Bottom trawling is a fishing technique where large weighted nets are dragged across the sea floor to indiscriminately catch fish. The nets can extend downward to depths of 6,000 feet. The nets catch desired target fish as well as untargeted fish, some of which are rare and engendered. In the United States bottom trawling occurs most in the Pacific, the Atlantic, and gulf coasts. This technique caught 800,000,000 pounds of marine life in 2007. Trawling for shrimp is an especially damaging method, as the smaller net means that fewer animals can escape it. The dragging of the net across the seafloor disturbs sea grasses, coral reefs, and other shelters fish use to hide and in and live in. In addition to being destructive, bottom trawling is incredibly wasteful, as it is responsible up to half of all discarded marine life worldwide.
This affects my life because as someone who lives on Earth, I am intimately connected to the ocean and life within, for both nutrition and as a piece of global cultural inheritance. I consume fish products, my family as well as other people I know consume fish products, and if we do not take the care to see how the fish we use is caught, we are participating in the problem and making it worse.

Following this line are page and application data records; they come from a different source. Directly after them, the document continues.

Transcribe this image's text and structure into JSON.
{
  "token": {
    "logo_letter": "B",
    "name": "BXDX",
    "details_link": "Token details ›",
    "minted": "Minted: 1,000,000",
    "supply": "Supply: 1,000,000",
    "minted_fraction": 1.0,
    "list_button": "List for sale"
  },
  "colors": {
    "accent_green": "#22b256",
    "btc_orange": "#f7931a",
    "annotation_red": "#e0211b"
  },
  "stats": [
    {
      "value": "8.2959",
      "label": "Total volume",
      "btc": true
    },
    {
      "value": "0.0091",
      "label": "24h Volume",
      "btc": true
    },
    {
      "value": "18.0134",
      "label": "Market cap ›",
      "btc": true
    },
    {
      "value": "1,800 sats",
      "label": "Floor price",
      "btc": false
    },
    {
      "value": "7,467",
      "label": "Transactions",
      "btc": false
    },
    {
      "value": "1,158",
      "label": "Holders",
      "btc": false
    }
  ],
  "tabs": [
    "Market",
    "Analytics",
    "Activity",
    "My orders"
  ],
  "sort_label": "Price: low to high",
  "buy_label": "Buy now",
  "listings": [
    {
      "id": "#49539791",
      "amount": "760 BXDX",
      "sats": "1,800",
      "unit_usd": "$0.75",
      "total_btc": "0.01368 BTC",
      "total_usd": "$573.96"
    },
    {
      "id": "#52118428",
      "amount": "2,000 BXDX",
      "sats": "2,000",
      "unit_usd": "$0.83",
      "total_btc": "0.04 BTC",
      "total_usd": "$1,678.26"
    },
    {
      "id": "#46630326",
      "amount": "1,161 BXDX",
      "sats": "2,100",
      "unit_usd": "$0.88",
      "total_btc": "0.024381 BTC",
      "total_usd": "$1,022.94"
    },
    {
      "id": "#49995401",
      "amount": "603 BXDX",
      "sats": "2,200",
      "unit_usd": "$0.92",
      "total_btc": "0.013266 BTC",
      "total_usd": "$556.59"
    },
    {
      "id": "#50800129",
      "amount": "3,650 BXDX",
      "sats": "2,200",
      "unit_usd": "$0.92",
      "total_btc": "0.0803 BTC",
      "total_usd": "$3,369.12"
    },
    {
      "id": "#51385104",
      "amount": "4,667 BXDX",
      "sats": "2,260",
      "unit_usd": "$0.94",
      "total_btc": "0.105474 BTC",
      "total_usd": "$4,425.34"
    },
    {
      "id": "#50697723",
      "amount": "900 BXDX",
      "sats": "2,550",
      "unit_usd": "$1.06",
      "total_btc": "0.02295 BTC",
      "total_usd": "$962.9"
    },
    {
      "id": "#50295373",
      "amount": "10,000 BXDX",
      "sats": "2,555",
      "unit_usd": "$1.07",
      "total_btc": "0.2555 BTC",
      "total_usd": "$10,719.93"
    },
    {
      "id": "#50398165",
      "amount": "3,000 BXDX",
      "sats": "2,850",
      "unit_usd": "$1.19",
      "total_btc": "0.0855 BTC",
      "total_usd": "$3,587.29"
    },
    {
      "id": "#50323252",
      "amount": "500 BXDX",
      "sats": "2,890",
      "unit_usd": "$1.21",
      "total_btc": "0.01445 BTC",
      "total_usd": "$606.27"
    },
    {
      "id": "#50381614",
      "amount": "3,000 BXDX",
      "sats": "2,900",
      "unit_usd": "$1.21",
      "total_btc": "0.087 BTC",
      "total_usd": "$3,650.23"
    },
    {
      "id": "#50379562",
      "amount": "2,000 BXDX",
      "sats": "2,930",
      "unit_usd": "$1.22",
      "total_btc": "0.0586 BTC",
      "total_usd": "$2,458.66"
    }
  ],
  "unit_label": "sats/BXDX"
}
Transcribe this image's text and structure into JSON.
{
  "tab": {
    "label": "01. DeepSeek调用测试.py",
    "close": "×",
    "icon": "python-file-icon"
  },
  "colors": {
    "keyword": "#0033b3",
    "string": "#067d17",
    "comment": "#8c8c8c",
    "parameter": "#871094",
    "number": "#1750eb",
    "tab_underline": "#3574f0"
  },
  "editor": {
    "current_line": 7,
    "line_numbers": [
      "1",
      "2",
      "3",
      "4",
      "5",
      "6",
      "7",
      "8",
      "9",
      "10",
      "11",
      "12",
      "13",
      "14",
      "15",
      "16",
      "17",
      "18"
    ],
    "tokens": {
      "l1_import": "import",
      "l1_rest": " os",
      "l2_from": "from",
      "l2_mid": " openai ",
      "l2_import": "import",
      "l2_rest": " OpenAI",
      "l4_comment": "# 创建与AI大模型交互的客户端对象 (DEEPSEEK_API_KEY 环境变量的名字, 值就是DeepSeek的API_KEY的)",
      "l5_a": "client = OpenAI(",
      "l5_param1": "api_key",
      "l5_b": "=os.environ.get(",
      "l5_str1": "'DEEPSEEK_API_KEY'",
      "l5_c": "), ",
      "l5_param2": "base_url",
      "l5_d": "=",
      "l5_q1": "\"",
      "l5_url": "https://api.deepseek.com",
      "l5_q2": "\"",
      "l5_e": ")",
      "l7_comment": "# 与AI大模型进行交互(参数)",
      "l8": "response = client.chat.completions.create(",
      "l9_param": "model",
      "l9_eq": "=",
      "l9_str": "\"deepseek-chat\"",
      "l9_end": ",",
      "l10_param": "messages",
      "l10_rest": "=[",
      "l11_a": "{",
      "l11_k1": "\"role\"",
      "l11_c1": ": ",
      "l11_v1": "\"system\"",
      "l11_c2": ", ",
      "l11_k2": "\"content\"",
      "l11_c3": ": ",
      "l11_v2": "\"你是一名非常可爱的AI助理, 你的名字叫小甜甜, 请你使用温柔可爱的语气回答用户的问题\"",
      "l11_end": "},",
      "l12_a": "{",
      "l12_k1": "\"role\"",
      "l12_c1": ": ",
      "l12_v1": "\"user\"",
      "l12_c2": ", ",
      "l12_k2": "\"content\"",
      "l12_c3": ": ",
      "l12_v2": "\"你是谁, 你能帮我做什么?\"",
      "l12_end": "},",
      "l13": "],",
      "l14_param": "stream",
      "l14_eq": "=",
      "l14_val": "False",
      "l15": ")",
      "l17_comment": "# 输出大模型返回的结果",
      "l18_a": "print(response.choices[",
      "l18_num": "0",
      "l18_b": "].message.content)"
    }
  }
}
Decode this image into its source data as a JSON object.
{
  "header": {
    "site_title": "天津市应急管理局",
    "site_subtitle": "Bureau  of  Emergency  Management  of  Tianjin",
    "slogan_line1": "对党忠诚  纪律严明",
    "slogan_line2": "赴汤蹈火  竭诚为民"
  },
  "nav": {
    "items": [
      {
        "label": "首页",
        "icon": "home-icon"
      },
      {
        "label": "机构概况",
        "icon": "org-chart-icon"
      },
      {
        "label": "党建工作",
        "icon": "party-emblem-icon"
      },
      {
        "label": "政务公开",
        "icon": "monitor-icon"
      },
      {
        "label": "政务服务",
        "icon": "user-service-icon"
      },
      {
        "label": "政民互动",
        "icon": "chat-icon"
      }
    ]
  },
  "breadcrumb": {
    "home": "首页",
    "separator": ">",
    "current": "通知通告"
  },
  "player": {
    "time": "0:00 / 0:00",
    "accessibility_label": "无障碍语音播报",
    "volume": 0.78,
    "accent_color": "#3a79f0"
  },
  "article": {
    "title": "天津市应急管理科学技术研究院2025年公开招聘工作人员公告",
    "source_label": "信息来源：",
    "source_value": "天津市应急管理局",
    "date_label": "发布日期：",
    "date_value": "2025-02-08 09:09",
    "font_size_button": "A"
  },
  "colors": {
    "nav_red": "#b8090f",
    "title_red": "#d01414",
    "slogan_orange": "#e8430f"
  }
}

Bottom trawling contributes in several ways to the continuing destruction of our marine ecosystems. In addition to being wasteful, bottom trawling is severely damaging to seafloors. This habitat destruction further disrupts marine ecosystems, throwing off the balance and eventually affecting fish and marine ecosystems not directly being fished. It makes the seafloor smother, and cause pollutants to mix with plankton, eventually spreading up through the different trophic levels. Bottom trawling also creates harmful algae blooms, which can kill fish and cause conditions dangerous to both marine life and humans. Bottom trawling depletes fisheries, depriving smaller, non-industrial fishers and fishing groups of their livelihoods. Bottom trawling results in overfishing, which threatens both local fishing and tourism. The majority of caught fish are not desired, and are thrown away.
Organizations are taking steps to lessen the harmful impacts of bottom trawling. The Marine Conservation Institute has produced examinations to the impacts od bottom trawling on marine ecosystems, and advocate for use of less destructive fishing methods, and keep bottom trawling out of vulnerable marine habitats. Ocean sanctuaries that protect specific populations from overfishing are helping. There is not a ton the average person can do to stop bottom trawling and the industries that perpetuate It on their own, outside of joining an organization that works to raise awareness of and combat the practice.
Chestney, Nina. “Bottom Trawling Wrecking Ocean Floor, Study Finds.” The Christian Science Monitor. The Christian Science Monitor, 06 Sept. 2012. Web. 13 Apr. 2017.
“Destructive Fishing.” Marine-conservation.org. Marine Conservation Institute, n.d. Web. 11 Apr. 2017.
Stiles, Margot L., Julie Stockbridge, Michelle Lande, and Michael F. Hirshfield. “Impacts of Bottom Trawling.” Oceana.org. Oceana, May 2010. Web. 11 Apr. 2017.